At the 80th Academy Awards Blanchett received two Academy Award nominations; Best Actress for Elizabeth: the Golden Age and Best Supporting Actress for I’m Not There, becoming the eleventh actor to receive two acting nominations in the same year and the first female actor to receive another nomination for the reprisal of a role.
Blanchett and her husband started three-year contracts as artistic co-directors of the Sydney Theatre Company in January 2008, with Giorgio Armani as its patron. She next starred in Steven Spielberg’s Indiana Jones and the Kingdom of the Crystal Skull as the villainous KGB agent Col. Dr. Irina Spalko, and in David Fincher’s The Curious Case of Benjamin Button, appearing on screen with Brad Pitt for a second time.
On 5 December 2008 Blanchett was honoured with a star on the Hollywood Walk of Fame at 6712 Hollywood Boulevard in front of Grauman’s Egyptian Theatre.

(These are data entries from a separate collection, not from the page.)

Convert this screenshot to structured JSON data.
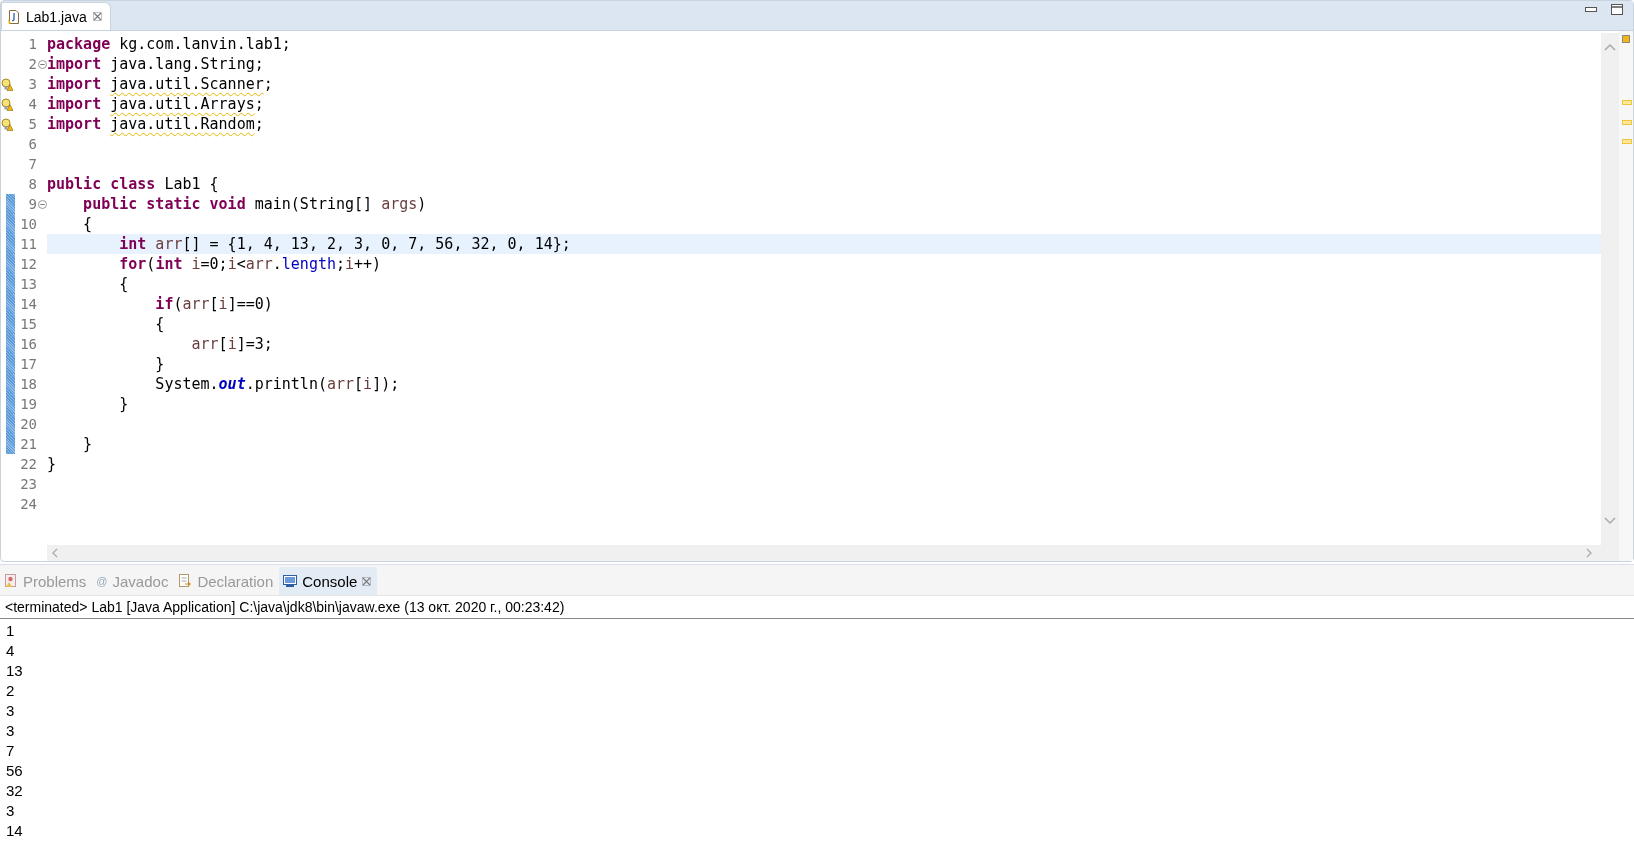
{
  "editor": {
    "tabs": [
      {
        "label": "Lab1.java",
        "selected": true,
        "kind": "java-file",
        "closable": true
      }
    ],
    "lines": [
      {
        "number": "1",
        "warning": false,
        "foldable": false,
        "changed": false,
        "current": false,
        "tokens": [
          {
            "kind": "keyword",
            "text": "package"
          },
          {
            "kind": "plain",
            "text": " kg.com.lanvin.lab1;"
          }
        ]
      },
      {
        "number": "2",
        "warning": false,
        "foldable": true,
        "changed": false,
        "current": false,
        "tokens": [
          {
            "kind": "keyword",
            "text": "import"
          },
          {
            "kind": "plain",
            "text": " java.lang.String;"
          }
        ]
      },
      {
        "number": "3",
        "warning": true,
        "foldable": false,
        "changed": false,
        "current": false,
        "tokens": [
          {
            "kind": "keyword",
            "text": "import "
          },
          {
            "kind": "plain",
            "text": "java.util.Scanner",
            "squiggle": true
          },
          {
            "kind": "plain",
            "text": ";"
          }
        ]
      },
      {
        "number": "4",
        "warning": true,
        "foldable": false,
        "changed": false,
        "current": false,
        "tokens": [
          {
            "kind": "keyword",
            "text": "import "
          },
          {
            "kind": "plain",
            "text": "java.util.Arrays",
            "squiggle": true
          },
          {
            "kind": "plain",
            "text": ";"
          }
        ]
      },
      {
        "number": "5",
        "warning": true,
        "foldable": false,
        "changed": false,
        "current": false,
        "tokens": [
          {
            "kind": "keyword",
            "text": "import "
          },
          {
            "kind": "plain",
            "text": "java.util.Random",
            "squiggle": true
          },
          {
            "kind": "plain",
            "text": ";"
          }
        ]
      },
      {
        "number": "6",
        "warning": false,
        "foldable": false,
        "changed": false,
        "current": false
      },
      {
        "number": "7",
        "warning": false,
        "foldable": false,
        "changed": false,
        "current": false
      },
      {
        "number": "8",
        "warning": false,
        "foldable": false,
        "changed": false,
        "current": false,
        "tokens": [
          {
            "kind": "keyword",
            "text": "public class"
          },
          {
            "kind": "plain",
            "text": " Lab1 {"
          }
        ]
      },
      {
        "number": "9",
        "warning": false,
        "foldable": true,
        "changed": true,
        "current": false,
        "tokens": [
          {
            "kind": "keyword",
            "text": "    public static void"
          },
          {
            "kind": "plain",
            "text": " main(String[] "
          },
          {
            "kind": "local",
            "text": "args"
          },
          {
            "kind": "plain",
            "text": ")"
          }
        ]
      },
      {
        "number": "10",
        "warning": false,
        "foldable": false,
        "changed": true,
        "current": false,
        "tokens": [
          {
            "kind": "plain",
            "text": "    {"
          }
        ]
      },
      {
        "number": "11",
        "warning": false,
        "foldable": false,
        "changed": true,
        "current": true,
        "tokens": [
          {
            "kind": "keyword",
            "text": "        int"
          },
          {
            "kind": "local",
            "text": " arr"
          },
          {
            "kind": "plain",
            "text": "[] = {1, 4, 13, 2, 3, 0, 7, 56, 32, 0, 14};"
          }
        ]
      },
      {
        "number": "12",
        "warning": false,
        "foldable": false,
        "changed": true,
        "current": false,
        "tokens": [
          {
            "kind": "keyword",
            "text": "        for"
          },
          {
            "kind": "plain",
            "text": "("
          },
          {
            "kind": "keyword",
            "text": "int"
          },
          {
            "kind": "local",
            "text": " i"
          },
          {
            "kind": "plain",
            "text": "=0;"
          },
          {
            "kind": "local",
            "text": "i"
          },
          {
            "kind": "plain",
            "text": "<"
          },
          {
            "kind": "local",
            "text": "arr"
          },
          {
            "kind": "plain",
            "text": "."
          },
          {
            "kind": "field",
            "text": "length"
          },
          {
            "kind": "plain",
            "text": ";"
          },
          {
            "kind": "local",
            "text": "i"
          },
          {
            "kind": "plain",
            "text": "++)"
          }
        ]
      },
      {
        "number": "13",
        "warning": false,
        "foldable": false,
        "changed": true,
        "current": false,
        "tokens": [
          {
            "kind": "plain",
            "text": "        {"
          }
        ]
      },
      {
        "number": "14",
        "warning": false,
        "foldable": false,
        "changed": true,
        "current": false,
        "tokens": [
          {
            "kind": "keyword",
            "text": "            if"
          },
          {
            "kind": "plain",
            "text": "("
          },
          {
            "kind": "local",
            "text": "arr"
          },
          {
            "kind": "plain",
            "text": "["
          },
          {
            "kind": "local",
            "text": "i"
          },
          {
            "kind": "plain",
            "text": "]==0)"
          }
        ]
      },
      {
        "number": "15",
        "warning": false,
        "foldable": false,
        "changed": true,
        "current": false,
        "tokens": [
          {
            "kind": "plain",
            "text": "            {"
          }
        ]
      },
      {
        "number": "16",
        "warning": false,
        "foldable": false,
        "changed": true,
        "current": false,
        "tokens": [
          {
            "kind": "local",
            "text": "                arr"
          },
          {
            "kind": "plain",
            "text": "["
          },
          {
            "kind": "local",
            "text": "i"
          },
          {
            "kind": "plain",
            "text": "]=3;"
          }
        ]
      },
      {
        "number": "17",
        "warning": false,
        "foldable": false,
        "changed": true,
        "current": false,
        "tokens": [
          {
            "kind": "plain",
            "text": "            }"
          }
        ]
      },
      {
        "number": "18",
        "warning": false,
        "foldable": false,
        "changed": true,
        "current": false,
        "tokens": [
          {
            "kind": "plain",
            "text": "            System."
          },
          {
            "kind": "static-field",
            "text": "out"
          },
          {
            "kind": "plain",
            "text": ".println("
          },
          {
            "kind": "local",
            "text": "arr"
          },
          {
            "kind": "plain",
            "text": "["
          },
          {
            "kind": "local",
            "text": "i"
          },
          {
            "kind": "plain",
            "text": "]);"
          }
        ]
      },
      {
        "number": "19",
        "warning": false,
        "foldable": false,
        "changed": true,
        "current": false,
        "tokens": [
          {
            "kind": "plain",
            "text": "        }"
          }
        ]
      },
      {
        "number": "20",
        "warning": false,
        "foldable": false,
        "changed": true,
        "current": false
      },
      {
        "number": "21",
        "warning": false,
        "foldable": false,
        "changed": true,
        "current": false,
        "tokens": [
          {
            "kind": "plain",
            "text": "    }"
          }
        ]
      },
      {
        "number": "22",
        "warning": false,
        "foldable": false,
        "changed": false,
        "current": false,
        "tokens": [
          {
            "kind": "plain",
            "text": "}"
          }
        ]
      },
      {
        "number": "23",
        "warning": false,
        "foldable": false,
        "changed": false,
        "current": false
      },
      {
        "number": "24",
        "warning": false,
        "foldable": false,
        "changed": false,
        "current": false
      }
    ]
  },
  "bottom_panel": {
    "tabs": [
      {
        "label": "Problems",
        "selected": false,
        "kind": "problems",
        "closable": false
      },
      {
        "label": "Javadoc",
        "selected": false,
        "kind": "glyph",
        "glyph": "@",
        "closable": false
      },
      {
        "label": "Declaration",
        "selected": false,
        "kind": "declaration",
        "closable": false
      },
      {
        "label": "Console",
        "selected": true,
        "kind": "console",
        "closable": true
      }
    ],
    "console_header": "<terminated> Lab1 [Java Application] C:\\java\\jdk8\\bin\\javaw.exe (13 окт. 2020 г., 00:23:42)",
    "output": [
      "1",
      "4",
      "13",
      "2",
      "3",
      "3",
      "7",
      "56",
      "32",
      "3",
      "14"
    ]
  }
}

As of 2008, Blanchett has featured in seven films that were nominated for the Academy Award for Best Picture: Elizabeth (1998), The Lord of the Rings trilogy (2001, 2002 and 2003), The Aviator (2004), Babel (2006) and The Curious Case of Benjamin Button (2008). Blanchett provided a voice for the film Ponyo, and appeared opposite Russell Crowe in Ridley Scott’s Robin Hood, released on 14 May 2010.Related Information: